David Crystal says In the sixteenth century, there were two endings in the present tense of verbs where today we have only one: -th and -s, as in readeth and reads. The -th form was dying out, though it was still routine in doth and hath; but with most verbs there was still a choice.
Apr
15
comment What is the correct answer - “Opening” or “Open”?
Per @agc's answer, Neither sentence is good English, both lack coherence. It looks to me like a typical ESL "multi-choice test" put together by an examiner who's not a native Anglophone in the first place. Voting to migrate to ELL.
Apr
15
comment How can you say when a student receives “a note”?
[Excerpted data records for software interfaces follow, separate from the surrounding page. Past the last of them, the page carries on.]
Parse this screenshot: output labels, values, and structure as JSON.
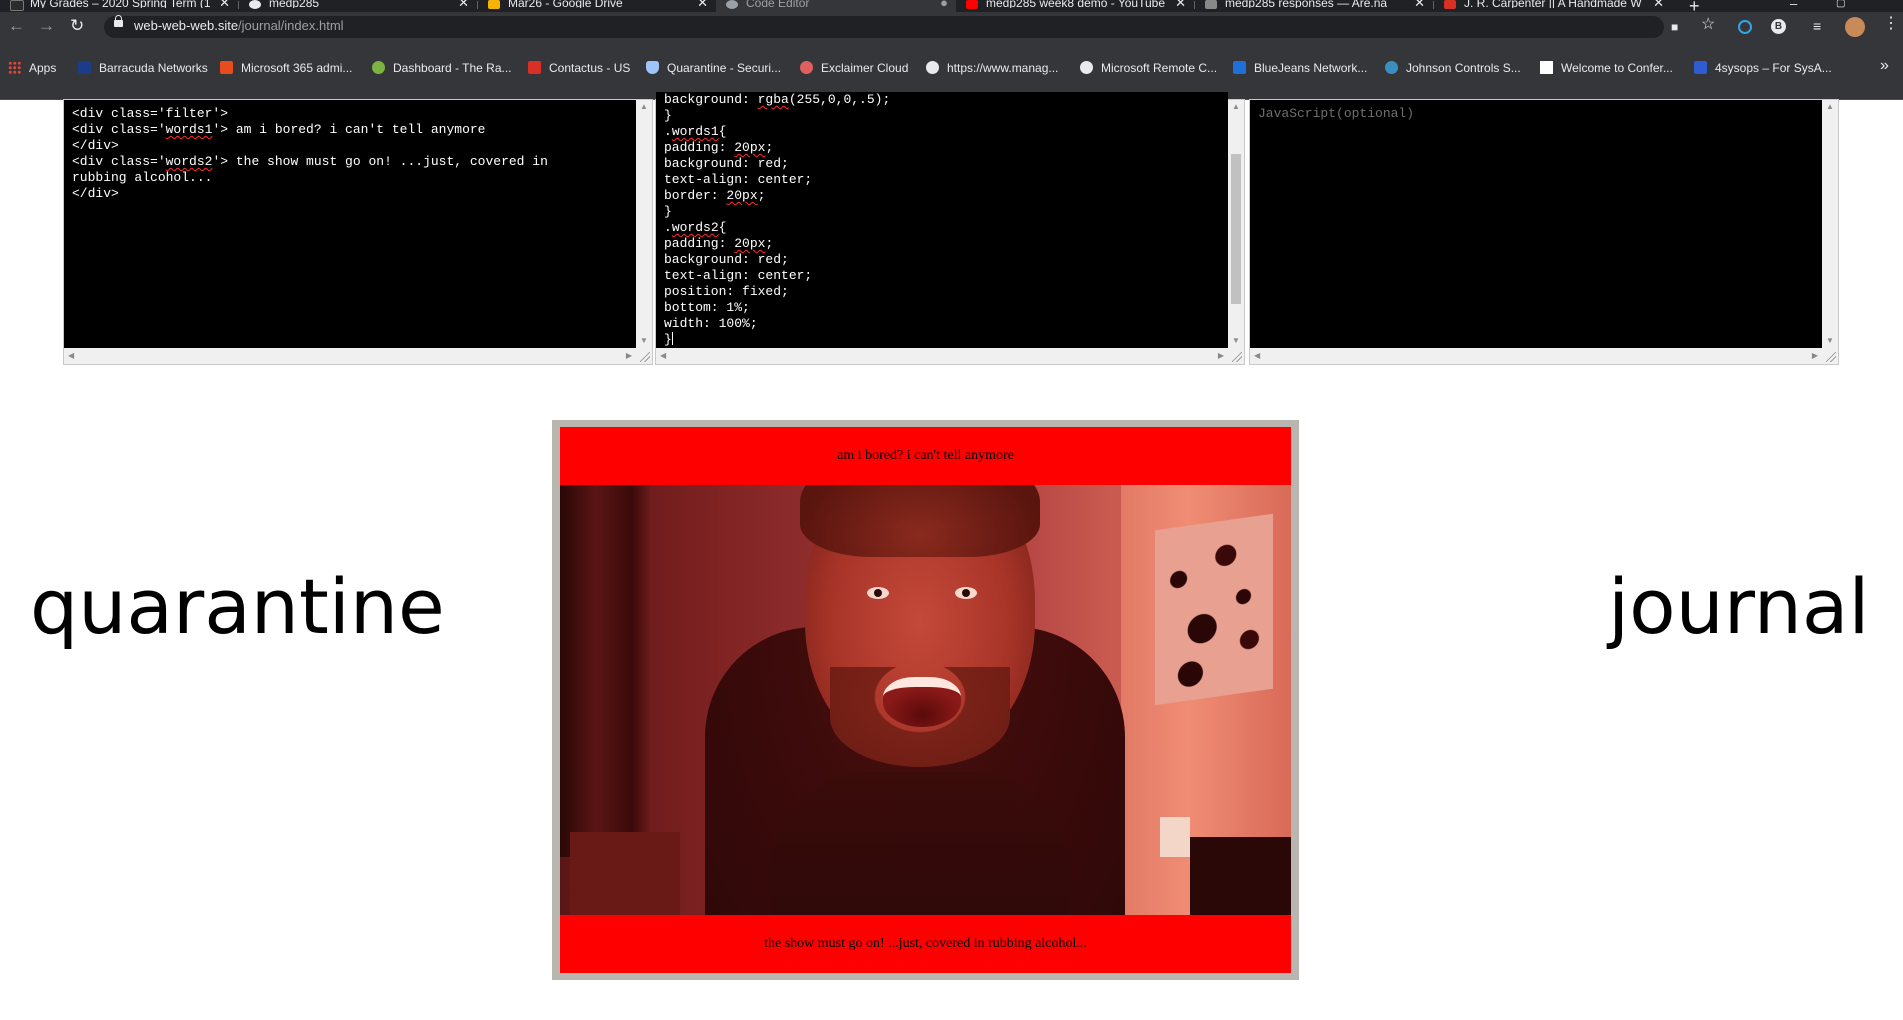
{
  "browser": {
    "tabs": [
      {
        "title": "My Grades – 2020 Spring Term (1",
        "favicon_color": "#2b2b2b",
        "active": false
      },
      {
        "title": "medp285",
        "favicon_color": "#e8eaed",
        "active": false
      },
      {
        "title": "Mar26 - Google Drive",
        "favicon_color": "#f4b400",
        "active": false
      },
      {
        "title": "Code Editor",
        "favicon_color": "#9aa0a6",
        "active": true
      },
      {
        "title": "medp285 week8 demo - YouTube",
        "favicon_color": "#ff0000",
        "active": false
      },
      {
        "title": "medp285 responses — Are.na",
        "favicon_color": "#888888",
        "active": false
      },
      {
        "title": "J. R. Carpenter || A Handmade W",
        "favicon_color": "#d93025",
        "active": false
      }
    ],
    "close_glyph": "✕",
    "new_tab_glyph": "+",
    "url_domain": "web-web-web.site",
    "url_path": "/journal/index.html",
    "bookmarks": [
      {
        "label": "Apps",
        "icon_color": "#ea4335"
      },
      {
        "label": "Barracuda Networks",
        "icon_color": "#1a3c8a"
      },
      {
        "label": "Microsoft 365 admi...",
        "icon_color": "#e74c1c"
      },
      {
        "label": "Dashboard - The Ra...",
        "icon_color": "#7cb342"
      },
      {
        "label": "Contactus - US",
        "icon_color": "#d93025"
      },
      {
        "label": "Quarantine - Securi...",
        "icon_color": "#9fc5f8"
      },
      {
        "label": "Exclaimer Cloud",
        "icon_color": "#e06060"
      },
      {
        "label": "https://www.manag...",
        "icon_color": "#e8eaed"
      },
      {
        "label": "Microsoft Remote C...",
        "icon_color": "#e8eaed"
      },
      {
        "label": "BlueJeans Network...",
        "icon_color": "#1e6fd9"
      },
      {
        "label": "Johnson Controls S...",
        "icon_color": "#3a8fc0"
      },
      {
        "label": "Welcome to Confer...",
        "icon_color": "#ffffff"
      },
      {
        "label": "4sysops – For SysA...",
        "icon_color": "#2f5bd3"
      }
    ],
    "bookmarks_more": "»"
  },
  "editor": {
    "html_lines": [
      "<div class='filter'>",
      "<div class='words1'> am i bored? i can't tell anymore",
      "</div>",
      "<div class='words2'> the show must go on! ...just, covered in",
      "rubbing alcohol...",
      "</div>"
    ],
    "css_lines": [
      "background: rgba(255,0,0,.5);",
      "}",
      ".words1{",
      "padding: 20px;",
      "background: red;",
      "text-align: center;",
      "border: 20px;",
      "}",
      ".words2{",
      "padding: 20px;",
      "background: red;",
      "text-align: center;",
      "position: fixed;",
      "bottom: 1%;",
      "width: 100%;",
      "}"
    ],
    "js_placeholder": "JavaScript(optional)"
  },
  "page": {
    "left_word": "quarantine",
    "right_word": "journal",
    "top_caption": "am i bored? i can't tell anymore",
    "bottom_caption": "the show must go on! ...just, covered in rubbing alcohol...",
    "banner_color": "#ff0000",
    "filter_color": "rgba(255,0,0,.5)"
  }
}
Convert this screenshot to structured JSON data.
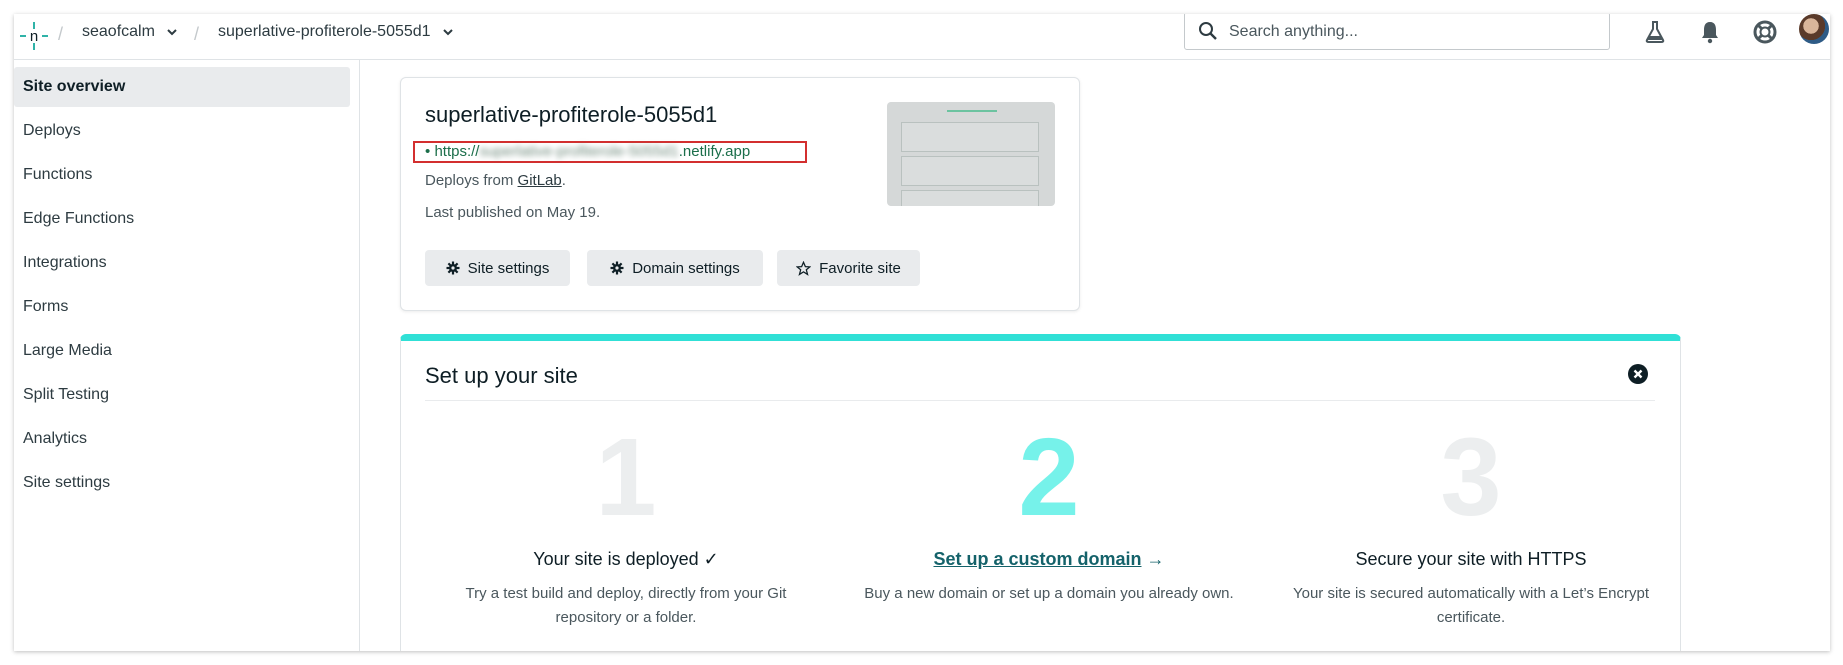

Does the student necessarily know that the record has been made? I suspect practices like this are gradually reducing over time, but perhaps what you're talking about is what in some educational/supervision environments (particularly, schools) might be called a demerit (North American) A mark awarded against someone for a fault or offence.
Apr
15
comment “opposite” used as a noncount noun?
Your "the opposite of" means "completely different from something" is a somewhat loose definition. If I say cats are the opposite of dogs, for example, I'm completely ignoring the fact that cats and dogs are in most respects very similar (both are quadruped mammals often kept as pets, etc., so they're nowhere near as different as, say, cats and toasters). Things that are opposite are (figuratively) on orthogonally opposite sides of some contextually-relevant distinction*.
Apr
14
comment Joining a semicolon-delimited complex list to a multiple-clause sentence
I don't think there's any scope for using semicolons in your example. If you think the text is unwieldy with so many disparate commas, rephrase it - don't just invent a non-standard orthography.
Apr
14
comment How to say “a man who has a good reputation”
Gene Stewart is well-respected.
Apr
14
comment “opposite” used as a noncount noun?
In principle you could omit the article and say "Wet" is opposite to "dry", but note that you'd have to change the preposition. The sequence evil is opposite to good, for example, gets 182 hits in Google Books, but there are no instances at all of evil is opposite of good.
Apr
14
comment “the best two” vs “the two best”
What @Qaz said. From the runaway top answer on the original: Numbers usually go before adjectives.
Apr
14
accepted “Environmentally-friendly” vs. “Environment-friendly”
Apr
13
reviewed Close Is it better to say Aye instead of Yes when committing to something?
Apr
13
reviewed Leave Open Is term “Cruise” correct when you sail on sailboat?
Apr
13
reviewed Leave Open Can commensurate be used as a transitive verb?
Apr
13
comment Can commensurate be used as a transitive verb?
commensurate - corresponding in size or degree; in proportion. synonyms: equivalent, equal, corresponding, correspondent, comparable, proportionate, proportional. You might consider equalize (or perhaps normalize if you're using commensurate more loosely to mean "easily compared, having similar values in the same units of measure"). But OED has as definition 2 for the verb commensurate: (trans.) To make commensurate; to proportion; to make to correspond in nature.
Apr
13
awarded  Great Answer
Apr
13
reviewed Leave Open Meaning of “Busted” as an adjective
Apr
13
reviewed Leave Open Difference in “Adequate” and “Enough/sufficient”